## Given records
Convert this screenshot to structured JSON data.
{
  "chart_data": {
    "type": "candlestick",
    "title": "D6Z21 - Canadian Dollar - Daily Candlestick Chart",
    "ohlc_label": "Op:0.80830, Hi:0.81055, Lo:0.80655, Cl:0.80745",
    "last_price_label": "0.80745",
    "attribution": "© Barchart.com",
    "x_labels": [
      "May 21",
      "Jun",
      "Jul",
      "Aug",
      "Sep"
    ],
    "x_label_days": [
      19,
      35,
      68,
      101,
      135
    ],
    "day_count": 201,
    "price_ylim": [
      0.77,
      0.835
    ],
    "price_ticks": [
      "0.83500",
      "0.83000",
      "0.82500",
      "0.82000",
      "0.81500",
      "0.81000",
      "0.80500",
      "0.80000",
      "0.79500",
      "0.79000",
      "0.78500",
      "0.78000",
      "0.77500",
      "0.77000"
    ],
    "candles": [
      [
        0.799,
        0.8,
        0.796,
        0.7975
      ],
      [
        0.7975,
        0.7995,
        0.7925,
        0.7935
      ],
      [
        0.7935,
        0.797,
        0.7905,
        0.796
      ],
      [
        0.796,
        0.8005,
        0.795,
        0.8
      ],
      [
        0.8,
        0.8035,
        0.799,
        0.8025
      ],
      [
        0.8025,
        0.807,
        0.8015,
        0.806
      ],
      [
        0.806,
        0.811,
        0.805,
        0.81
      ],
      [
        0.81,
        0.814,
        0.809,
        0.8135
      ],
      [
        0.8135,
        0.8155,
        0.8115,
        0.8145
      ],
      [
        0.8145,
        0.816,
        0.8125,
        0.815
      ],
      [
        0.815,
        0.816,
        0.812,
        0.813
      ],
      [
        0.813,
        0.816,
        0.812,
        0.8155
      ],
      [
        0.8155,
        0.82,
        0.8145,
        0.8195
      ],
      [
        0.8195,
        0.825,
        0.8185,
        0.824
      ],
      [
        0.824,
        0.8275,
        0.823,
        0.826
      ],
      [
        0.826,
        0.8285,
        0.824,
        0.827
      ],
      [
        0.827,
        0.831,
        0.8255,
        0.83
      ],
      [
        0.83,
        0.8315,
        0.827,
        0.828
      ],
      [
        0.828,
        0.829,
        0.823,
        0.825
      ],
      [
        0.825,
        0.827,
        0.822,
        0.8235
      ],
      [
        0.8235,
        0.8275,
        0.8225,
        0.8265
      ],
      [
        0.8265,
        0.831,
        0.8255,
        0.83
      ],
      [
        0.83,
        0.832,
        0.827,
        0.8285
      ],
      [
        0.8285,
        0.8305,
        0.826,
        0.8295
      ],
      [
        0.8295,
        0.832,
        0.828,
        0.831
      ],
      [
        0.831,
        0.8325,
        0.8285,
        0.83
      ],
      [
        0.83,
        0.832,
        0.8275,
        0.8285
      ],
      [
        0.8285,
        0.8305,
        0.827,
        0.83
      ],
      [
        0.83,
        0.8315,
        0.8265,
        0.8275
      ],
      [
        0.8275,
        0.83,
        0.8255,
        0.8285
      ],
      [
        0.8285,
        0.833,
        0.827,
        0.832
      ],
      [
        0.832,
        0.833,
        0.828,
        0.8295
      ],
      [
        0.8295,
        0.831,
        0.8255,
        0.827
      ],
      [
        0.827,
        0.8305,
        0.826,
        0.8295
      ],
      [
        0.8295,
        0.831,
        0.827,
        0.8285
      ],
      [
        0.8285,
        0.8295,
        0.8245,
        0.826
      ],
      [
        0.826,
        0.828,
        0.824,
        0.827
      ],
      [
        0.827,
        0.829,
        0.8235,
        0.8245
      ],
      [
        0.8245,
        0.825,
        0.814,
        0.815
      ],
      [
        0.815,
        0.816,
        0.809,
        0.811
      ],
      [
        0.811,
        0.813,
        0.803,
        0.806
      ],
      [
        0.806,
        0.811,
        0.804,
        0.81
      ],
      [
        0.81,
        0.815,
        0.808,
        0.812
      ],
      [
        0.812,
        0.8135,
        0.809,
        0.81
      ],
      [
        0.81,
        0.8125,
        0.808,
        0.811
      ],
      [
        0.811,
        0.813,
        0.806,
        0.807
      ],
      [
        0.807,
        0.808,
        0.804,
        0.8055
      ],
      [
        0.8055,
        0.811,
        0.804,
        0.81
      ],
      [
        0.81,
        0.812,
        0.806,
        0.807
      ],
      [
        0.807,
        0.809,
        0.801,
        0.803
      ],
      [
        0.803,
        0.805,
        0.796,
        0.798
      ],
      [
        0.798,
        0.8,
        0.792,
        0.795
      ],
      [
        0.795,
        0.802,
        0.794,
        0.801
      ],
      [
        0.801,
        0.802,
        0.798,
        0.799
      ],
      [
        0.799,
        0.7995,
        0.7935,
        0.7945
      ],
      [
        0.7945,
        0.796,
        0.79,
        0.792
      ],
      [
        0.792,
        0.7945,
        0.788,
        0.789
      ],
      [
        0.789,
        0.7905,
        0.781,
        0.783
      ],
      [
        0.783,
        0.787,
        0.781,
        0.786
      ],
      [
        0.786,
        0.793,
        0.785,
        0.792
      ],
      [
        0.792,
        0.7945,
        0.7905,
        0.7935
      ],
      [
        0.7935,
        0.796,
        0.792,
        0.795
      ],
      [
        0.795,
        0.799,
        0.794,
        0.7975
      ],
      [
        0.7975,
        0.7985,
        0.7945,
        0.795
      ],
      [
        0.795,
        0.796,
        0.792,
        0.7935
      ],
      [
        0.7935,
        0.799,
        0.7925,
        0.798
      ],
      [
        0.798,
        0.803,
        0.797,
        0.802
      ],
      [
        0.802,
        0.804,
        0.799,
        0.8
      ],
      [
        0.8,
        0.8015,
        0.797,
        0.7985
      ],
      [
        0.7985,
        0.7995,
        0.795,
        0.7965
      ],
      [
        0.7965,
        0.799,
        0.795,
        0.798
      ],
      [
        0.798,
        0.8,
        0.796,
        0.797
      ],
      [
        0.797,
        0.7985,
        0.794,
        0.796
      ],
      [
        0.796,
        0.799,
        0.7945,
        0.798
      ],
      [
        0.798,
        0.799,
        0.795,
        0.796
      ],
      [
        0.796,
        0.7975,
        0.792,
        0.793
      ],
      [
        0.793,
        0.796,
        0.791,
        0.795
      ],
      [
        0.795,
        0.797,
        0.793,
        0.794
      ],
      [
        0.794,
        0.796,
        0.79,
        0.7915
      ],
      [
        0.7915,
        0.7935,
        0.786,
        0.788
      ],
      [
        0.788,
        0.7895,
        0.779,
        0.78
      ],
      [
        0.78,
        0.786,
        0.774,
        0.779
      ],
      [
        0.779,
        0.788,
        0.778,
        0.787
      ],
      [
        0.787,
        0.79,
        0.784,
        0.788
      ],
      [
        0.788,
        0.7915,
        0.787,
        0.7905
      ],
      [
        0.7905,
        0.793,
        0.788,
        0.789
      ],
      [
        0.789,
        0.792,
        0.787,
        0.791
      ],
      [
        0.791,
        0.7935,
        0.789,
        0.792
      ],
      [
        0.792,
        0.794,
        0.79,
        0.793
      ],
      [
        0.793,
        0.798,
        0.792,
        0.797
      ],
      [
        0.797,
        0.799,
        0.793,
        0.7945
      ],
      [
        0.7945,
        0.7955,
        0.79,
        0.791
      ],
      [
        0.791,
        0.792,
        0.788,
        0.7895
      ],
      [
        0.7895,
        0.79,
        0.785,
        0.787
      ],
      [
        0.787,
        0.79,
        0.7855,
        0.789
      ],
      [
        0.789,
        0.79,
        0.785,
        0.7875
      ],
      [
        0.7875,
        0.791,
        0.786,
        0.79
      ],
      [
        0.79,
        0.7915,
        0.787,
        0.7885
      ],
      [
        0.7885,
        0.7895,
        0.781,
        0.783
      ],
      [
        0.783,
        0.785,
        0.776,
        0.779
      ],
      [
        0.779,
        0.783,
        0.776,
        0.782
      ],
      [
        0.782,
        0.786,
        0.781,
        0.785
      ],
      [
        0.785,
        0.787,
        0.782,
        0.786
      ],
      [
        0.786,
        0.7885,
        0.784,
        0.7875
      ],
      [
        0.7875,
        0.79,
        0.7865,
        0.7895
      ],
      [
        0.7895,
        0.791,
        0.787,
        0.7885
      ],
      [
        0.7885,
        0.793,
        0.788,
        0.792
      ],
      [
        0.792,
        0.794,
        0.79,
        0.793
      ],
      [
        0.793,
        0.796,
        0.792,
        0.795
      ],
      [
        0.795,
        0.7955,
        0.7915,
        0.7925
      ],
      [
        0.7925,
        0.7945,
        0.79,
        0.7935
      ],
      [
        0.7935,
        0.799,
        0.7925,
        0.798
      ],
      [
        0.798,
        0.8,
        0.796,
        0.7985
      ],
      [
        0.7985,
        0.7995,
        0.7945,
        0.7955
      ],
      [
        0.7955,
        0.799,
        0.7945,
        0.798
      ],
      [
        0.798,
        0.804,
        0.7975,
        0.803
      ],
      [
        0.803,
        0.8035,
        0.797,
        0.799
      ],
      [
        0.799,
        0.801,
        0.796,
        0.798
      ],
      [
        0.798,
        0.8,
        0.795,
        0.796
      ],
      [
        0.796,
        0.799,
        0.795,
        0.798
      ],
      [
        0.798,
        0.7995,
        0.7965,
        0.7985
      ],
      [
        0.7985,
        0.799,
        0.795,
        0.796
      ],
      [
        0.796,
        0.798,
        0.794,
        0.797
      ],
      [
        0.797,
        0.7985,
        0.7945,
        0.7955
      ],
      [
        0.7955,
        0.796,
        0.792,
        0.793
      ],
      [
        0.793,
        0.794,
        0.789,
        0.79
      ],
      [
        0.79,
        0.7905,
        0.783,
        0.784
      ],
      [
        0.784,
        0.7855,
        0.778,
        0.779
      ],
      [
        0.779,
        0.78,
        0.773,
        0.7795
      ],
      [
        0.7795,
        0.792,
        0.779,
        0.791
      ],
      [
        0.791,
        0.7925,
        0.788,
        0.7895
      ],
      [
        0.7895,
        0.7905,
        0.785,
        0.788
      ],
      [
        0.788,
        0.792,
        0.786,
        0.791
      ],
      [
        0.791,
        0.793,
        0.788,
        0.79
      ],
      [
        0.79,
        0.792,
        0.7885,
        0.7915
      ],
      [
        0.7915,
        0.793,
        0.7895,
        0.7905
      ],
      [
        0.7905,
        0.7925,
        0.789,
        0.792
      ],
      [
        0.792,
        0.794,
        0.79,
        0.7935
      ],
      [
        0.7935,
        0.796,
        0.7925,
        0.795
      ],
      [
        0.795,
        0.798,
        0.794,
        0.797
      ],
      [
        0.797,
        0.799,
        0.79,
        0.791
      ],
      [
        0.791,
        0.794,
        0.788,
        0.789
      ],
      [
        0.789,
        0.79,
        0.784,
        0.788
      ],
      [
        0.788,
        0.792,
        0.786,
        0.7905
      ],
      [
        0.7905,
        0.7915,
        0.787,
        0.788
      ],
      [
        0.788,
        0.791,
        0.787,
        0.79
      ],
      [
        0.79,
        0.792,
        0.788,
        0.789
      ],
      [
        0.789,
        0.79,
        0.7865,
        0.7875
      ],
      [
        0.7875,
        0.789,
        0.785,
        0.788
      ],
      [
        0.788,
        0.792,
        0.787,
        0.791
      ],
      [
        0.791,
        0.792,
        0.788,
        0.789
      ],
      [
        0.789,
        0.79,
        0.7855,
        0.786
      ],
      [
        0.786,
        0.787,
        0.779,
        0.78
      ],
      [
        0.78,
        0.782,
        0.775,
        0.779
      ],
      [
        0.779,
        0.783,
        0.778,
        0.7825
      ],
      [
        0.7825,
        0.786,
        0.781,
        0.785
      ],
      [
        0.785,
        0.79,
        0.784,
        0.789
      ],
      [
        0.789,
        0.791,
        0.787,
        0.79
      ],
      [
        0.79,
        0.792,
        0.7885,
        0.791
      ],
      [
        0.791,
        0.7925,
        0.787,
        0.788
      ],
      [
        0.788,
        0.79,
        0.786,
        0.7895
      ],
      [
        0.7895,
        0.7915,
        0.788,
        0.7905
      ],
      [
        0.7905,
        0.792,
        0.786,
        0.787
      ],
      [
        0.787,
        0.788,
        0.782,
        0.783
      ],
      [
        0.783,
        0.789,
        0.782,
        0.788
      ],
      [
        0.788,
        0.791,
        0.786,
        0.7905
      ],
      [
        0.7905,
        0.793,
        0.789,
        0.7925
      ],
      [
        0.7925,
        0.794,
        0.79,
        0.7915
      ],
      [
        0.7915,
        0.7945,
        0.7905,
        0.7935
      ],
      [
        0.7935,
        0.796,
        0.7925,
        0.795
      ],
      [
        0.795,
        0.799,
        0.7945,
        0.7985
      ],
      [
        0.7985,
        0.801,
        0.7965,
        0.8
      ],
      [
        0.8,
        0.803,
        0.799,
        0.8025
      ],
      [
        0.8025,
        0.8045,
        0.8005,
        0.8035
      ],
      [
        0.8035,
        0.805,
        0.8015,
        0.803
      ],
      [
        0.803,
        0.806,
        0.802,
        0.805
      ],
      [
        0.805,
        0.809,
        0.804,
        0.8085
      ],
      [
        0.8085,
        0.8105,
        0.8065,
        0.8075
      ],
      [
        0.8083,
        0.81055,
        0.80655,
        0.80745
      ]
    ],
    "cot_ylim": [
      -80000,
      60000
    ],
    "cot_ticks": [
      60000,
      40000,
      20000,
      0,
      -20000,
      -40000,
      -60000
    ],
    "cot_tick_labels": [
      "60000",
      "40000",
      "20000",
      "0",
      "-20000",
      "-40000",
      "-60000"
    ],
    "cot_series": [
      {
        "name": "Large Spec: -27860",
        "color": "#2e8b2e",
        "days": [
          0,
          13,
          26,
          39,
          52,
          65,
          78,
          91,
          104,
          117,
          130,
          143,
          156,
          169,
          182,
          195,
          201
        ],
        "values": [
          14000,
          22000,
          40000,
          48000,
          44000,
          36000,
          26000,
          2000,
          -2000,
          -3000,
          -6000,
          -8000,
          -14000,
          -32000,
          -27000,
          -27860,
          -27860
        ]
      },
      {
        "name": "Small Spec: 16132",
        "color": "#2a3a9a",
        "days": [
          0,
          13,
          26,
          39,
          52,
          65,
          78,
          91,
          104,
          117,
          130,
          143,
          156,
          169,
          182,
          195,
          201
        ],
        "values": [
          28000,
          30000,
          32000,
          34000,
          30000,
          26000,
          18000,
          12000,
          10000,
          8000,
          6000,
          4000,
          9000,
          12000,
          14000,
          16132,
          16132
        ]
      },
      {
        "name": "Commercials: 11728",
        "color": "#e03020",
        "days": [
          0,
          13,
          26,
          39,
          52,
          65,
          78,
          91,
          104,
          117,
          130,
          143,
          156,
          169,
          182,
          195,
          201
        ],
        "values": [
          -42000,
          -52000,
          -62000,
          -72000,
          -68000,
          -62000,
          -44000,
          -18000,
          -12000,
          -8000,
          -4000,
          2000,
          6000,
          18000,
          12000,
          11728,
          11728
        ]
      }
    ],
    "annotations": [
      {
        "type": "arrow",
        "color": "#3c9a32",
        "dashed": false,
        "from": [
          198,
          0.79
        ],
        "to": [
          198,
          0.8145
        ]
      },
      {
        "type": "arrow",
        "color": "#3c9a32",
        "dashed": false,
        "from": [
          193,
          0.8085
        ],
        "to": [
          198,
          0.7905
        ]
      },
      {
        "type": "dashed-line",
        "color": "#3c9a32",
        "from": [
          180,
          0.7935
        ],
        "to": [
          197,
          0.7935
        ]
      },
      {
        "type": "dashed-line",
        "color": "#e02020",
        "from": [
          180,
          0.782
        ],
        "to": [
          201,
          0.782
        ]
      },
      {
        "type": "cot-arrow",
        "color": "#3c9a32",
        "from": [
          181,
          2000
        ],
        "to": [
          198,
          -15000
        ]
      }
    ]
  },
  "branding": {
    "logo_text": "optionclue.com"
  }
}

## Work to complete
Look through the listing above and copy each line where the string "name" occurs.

## Response below
        "name": "Large Spec: -27860",
        "name": "Small Spec: 16132",
        "name": "Commercials: 11728",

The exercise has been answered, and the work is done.